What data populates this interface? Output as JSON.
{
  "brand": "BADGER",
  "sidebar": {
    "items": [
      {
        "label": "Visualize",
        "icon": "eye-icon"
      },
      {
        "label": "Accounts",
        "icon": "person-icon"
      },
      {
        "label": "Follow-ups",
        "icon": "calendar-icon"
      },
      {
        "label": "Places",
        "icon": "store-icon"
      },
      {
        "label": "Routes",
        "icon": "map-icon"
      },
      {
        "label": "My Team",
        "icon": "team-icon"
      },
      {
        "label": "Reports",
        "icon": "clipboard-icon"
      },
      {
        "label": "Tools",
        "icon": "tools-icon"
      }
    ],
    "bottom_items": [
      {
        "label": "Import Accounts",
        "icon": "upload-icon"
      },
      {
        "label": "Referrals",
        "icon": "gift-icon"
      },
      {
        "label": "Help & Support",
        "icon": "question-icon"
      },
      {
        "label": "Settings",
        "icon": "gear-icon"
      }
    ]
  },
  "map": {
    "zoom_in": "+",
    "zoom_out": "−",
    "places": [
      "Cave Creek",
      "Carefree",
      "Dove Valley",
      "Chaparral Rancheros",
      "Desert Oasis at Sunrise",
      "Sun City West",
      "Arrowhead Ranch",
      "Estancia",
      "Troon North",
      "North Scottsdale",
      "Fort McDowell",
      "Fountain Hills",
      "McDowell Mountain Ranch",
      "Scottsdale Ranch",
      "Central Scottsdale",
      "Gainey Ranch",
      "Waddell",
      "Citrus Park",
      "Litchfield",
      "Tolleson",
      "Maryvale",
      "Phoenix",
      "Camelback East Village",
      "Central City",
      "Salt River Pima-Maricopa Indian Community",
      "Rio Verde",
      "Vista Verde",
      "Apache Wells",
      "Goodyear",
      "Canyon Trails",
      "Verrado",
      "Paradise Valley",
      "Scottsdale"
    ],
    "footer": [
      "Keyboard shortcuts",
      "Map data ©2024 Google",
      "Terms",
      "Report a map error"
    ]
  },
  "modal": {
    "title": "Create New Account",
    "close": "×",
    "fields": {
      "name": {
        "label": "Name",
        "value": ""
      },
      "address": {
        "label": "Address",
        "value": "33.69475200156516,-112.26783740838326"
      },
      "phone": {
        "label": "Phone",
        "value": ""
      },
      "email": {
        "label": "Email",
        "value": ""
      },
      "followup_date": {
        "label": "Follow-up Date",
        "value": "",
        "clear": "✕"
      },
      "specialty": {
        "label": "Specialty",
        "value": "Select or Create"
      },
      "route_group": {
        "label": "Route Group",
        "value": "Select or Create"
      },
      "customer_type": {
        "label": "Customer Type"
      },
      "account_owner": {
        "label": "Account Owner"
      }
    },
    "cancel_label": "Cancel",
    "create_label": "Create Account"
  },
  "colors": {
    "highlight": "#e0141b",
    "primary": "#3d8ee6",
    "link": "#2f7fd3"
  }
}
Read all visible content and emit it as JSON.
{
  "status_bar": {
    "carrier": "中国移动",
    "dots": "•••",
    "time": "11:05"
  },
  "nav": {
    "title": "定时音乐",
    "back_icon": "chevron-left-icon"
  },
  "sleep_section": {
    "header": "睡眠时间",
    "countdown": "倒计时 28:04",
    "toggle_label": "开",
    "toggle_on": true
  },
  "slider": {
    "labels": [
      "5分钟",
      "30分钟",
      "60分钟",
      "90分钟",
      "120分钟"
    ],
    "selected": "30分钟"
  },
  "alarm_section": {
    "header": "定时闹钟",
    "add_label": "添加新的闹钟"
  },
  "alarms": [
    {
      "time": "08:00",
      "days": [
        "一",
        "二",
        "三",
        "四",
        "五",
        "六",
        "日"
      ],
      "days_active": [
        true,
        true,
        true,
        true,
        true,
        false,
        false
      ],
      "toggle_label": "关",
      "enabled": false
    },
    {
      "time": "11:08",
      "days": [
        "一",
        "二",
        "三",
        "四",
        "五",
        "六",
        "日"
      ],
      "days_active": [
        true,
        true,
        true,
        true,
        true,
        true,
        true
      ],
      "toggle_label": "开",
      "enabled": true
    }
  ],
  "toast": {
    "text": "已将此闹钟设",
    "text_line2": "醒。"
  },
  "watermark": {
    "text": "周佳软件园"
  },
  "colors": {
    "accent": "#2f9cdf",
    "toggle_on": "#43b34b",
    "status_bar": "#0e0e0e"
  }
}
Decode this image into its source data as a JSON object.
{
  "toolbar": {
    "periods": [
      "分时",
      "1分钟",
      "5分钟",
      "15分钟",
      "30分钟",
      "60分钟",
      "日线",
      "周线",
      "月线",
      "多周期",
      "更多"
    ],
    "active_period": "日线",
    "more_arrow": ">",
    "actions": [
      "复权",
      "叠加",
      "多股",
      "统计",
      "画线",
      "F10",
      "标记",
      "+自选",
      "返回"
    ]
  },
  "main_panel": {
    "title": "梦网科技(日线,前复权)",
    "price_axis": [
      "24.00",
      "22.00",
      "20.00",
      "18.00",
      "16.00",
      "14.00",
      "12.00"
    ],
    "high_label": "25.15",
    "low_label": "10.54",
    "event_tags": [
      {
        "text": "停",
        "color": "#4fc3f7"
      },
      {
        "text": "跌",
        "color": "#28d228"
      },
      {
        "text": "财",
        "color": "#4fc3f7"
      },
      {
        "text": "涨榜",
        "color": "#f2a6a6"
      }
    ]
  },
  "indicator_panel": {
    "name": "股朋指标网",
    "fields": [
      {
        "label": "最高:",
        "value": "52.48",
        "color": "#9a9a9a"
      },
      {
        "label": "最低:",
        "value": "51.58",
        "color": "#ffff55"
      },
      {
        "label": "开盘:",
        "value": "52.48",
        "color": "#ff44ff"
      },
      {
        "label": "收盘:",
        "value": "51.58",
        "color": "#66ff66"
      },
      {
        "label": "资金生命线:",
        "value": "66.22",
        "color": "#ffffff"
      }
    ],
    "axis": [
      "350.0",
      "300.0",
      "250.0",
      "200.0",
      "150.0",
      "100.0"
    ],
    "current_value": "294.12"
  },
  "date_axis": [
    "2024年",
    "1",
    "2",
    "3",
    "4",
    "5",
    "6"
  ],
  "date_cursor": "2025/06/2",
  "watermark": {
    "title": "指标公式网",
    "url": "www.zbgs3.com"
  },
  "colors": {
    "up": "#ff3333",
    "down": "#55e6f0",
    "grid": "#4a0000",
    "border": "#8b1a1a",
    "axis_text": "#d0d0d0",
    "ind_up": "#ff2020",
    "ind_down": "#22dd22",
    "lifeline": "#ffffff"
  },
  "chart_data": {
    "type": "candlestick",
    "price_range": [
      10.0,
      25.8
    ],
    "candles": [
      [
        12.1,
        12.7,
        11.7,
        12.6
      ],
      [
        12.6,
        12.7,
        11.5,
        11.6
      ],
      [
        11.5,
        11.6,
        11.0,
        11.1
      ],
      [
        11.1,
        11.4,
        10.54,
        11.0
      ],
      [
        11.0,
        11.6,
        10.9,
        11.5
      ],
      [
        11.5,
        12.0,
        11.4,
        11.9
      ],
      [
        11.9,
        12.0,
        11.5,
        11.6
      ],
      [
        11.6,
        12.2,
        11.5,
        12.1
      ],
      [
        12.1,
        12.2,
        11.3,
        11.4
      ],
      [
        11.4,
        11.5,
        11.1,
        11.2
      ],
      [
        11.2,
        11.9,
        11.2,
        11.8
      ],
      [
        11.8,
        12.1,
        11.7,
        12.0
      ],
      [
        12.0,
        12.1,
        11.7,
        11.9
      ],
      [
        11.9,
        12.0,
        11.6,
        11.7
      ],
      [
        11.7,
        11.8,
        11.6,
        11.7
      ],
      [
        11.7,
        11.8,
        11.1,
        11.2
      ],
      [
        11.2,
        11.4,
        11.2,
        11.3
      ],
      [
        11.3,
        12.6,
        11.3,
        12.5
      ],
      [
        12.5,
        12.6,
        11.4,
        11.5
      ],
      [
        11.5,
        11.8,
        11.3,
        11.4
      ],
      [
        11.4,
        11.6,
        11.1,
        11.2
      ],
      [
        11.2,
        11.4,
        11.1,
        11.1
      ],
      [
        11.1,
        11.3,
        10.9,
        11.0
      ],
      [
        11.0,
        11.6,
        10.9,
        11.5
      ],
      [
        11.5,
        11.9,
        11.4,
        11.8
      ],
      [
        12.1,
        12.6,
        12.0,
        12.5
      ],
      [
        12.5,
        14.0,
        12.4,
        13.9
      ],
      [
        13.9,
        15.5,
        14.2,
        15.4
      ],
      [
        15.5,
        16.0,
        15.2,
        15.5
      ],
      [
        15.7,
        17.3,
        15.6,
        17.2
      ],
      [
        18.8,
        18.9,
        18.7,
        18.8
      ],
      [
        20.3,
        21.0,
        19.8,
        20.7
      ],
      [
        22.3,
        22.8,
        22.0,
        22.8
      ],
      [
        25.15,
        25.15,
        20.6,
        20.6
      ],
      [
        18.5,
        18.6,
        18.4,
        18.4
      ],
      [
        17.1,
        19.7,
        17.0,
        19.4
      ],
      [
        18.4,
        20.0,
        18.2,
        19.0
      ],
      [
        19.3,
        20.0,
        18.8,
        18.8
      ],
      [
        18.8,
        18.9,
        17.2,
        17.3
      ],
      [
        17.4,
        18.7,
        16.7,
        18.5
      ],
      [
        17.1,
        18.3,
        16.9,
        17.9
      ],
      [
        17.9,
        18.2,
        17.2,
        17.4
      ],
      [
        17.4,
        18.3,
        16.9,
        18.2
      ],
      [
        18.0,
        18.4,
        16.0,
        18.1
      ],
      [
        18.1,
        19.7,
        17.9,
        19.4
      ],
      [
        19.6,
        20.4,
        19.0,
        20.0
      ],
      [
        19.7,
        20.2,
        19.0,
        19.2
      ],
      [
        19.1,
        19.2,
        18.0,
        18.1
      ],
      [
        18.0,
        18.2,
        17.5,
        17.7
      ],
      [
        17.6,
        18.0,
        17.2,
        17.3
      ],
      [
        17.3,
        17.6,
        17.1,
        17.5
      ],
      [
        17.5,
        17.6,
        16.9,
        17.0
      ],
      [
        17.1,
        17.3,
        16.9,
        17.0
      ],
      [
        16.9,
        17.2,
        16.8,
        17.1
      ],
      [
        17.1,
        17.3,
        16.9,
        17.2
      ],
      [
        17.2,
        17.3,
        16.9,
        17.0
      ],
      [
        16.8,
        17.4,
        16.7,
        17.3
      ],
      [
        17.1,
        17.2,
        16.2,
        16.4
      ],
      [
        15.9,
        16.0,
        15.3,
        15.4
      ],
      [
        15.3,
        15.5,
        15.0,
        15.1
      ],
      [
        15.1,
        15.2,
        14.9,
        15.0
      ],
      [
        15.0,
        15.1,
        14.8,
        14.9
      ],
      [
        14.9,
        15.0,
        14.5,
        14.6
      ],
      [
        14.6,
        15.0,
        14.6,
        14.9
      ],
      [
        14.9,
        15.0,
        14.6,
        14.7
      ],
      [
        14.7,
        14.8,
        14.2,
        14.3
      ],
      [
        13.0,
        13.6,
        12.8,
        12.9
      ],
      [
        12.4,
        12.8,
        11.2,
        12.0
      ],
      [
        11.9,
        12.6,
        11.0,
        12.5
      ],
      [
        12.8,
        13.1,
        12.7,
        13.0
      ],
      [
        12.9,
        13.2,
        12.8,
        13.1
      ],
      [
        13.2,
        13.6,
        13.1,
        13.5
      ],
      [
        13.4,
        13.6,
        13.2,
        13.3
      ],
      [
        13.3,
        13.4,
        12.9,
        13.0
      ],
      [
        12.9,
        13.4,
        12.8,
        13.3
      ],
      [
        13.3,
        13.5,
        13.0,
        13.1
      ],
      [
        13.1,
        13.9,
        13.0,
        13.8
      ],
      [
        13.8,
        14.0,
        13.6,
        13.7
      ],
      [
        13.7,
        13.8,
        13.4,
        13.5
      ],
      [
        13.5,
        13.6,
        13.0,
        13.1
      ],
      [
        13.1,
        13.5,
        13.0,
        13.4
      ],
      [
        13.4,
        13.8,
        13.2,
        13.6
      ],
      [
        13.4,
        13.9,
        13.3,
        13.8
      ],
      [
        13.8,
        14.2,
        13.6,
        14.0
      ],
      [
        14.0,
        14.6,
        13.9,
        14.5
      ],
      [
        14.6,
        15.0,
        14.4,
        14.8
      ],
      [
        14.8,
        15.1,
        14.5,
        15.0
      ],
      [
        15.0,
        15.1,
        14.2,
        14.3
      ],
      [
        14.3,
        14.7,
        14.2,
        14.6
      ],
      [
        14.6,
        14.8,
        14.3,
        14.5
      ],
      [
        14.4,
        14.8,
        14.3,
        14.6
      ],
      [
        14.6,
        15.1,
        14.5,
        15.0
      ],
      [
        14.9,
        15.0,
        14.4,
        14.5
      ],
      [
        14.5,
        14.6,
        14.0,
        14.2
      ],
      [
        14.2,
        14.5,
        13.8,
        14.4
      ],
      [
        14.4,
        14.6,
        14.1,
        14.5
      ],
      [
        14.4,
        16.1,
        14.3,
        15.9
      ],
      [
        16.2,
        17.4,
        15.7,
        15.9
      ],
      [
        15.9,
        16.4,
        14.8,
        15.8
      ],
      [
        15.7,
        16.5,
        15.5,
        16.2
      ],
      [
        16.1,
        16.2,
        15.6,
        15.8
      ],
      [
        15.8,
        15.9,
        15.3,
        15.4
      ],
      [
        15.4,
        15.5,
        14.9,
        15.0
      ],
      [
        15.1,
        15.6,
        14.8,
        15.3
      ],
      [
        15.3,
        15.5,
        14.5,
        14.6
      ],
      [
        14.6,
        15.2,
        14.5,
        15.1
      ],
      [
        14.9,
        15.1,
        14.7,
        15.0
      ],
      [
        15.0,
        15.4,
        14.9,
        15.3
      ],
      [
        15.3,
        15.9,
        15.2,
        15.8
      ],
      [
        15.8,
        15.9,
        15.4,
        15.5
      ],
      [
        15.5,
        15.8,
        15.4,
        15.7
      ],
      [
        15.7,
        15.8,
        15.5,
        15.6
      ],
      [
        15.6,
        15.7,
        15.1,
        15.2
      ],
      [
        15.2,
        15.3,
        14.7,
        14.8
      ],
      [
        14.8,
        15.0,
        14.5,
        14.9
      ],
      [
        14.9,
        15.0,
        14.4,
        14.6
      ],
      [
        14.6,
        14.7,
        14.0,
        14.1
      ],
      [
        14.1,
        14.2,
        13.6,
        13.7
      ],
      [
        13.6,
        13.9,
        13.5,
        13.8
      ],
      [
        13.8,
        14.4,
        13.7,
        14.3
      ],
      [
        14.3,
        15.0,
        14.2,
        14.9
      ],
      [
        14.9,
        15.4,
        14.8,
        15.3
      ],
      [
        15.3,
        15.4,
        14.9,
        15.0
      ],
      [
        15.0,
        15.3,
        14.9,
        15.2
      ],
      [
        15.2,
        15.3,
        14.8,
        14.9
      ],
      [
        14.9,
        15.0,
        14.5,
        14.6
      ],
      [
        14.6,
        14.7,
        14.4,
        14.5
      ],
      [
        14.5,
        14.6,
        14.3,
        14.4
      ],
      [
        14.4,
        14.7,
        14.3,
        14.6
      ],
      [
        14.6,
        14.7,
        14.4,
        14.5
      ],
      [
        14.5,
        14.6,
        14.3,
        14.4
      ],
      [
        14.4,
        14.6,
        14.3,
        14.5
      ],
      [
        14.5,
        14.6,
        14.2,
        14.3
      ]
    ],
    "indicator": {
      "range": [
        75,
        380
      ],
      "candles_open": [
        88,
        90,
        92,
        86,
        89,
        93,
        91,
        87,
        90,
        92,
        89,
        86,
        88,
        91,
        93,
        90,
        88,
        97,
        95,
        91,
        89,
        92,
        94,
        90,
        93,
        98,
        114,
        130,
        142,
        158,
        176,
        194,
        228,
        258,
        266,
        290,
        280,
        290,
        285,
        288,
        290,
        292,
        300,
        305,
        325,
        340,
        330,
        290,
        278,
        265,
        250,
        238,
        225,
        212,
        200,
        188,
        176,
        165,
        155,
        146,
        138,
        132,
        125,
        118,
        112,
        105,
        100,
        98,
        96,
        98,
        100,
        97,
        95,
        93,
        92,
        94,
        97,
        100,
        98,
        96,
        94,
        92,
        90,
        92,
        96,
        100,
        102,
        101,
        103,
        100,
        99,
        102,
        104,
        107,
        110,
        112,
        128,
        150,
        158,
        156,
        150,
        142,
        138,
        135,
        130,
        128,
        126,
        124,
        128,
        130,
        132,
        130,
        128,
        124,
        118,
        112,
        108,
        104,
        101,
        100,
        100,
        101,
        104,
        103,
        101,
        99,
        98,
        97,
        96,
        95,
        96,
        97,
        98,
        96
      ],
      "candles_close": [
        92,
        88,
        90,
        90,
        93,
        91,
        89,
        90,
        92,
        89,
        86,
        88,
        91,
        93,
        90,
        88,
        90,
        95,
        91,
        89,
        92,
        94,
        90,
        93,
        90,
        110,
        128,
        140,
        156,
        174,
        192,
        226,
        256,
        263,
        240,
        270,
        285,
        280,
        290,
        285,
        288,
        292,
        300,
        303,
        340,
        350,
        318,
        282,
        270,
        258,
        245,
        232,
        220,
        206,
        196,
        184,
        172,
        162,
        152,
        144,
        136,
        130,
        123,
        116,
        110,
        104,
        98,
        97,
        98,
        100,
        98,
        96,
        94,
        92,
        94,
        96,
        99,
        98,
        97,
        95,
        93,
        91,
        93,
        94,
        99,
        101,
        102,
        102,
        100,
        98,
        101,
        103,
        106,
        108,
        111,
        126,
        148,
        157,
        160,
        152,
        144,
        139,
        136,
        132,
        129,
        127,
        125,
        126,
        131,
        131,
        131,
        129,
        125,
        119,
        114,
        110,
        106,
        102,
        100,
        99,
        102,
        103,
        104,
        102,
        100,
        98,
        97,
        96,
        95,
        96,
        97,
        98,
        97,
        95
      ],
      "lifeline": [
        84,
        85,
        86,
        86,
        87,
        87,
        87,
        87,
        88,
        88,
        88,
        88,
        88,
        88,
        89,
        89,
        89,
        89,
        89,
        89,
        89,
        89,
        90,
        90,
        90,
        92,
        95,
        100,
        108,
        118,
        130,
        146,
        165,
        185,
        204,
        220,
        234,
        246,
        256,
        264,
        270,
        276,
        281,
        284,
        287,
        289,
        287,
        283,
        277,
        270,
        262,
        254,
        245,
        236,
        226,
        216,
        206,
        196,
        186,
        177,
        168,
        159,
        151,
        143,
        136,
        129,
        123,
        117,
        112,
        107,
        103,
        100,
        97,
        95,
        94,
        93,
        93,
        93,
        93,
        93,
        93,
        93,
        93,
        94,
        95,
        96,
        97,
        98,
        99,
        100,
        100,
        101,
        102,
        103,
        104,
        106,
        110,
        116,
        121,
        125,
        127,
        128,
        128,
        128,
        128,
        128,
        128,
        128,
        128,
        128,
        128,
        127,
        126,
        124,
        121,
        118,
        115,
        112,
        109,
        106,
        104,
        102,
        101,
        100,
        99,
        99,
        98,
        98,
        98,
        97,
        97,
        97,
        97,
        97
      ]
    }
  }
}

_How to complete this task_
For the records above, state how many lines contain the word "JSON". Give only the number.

_Response to the task_
3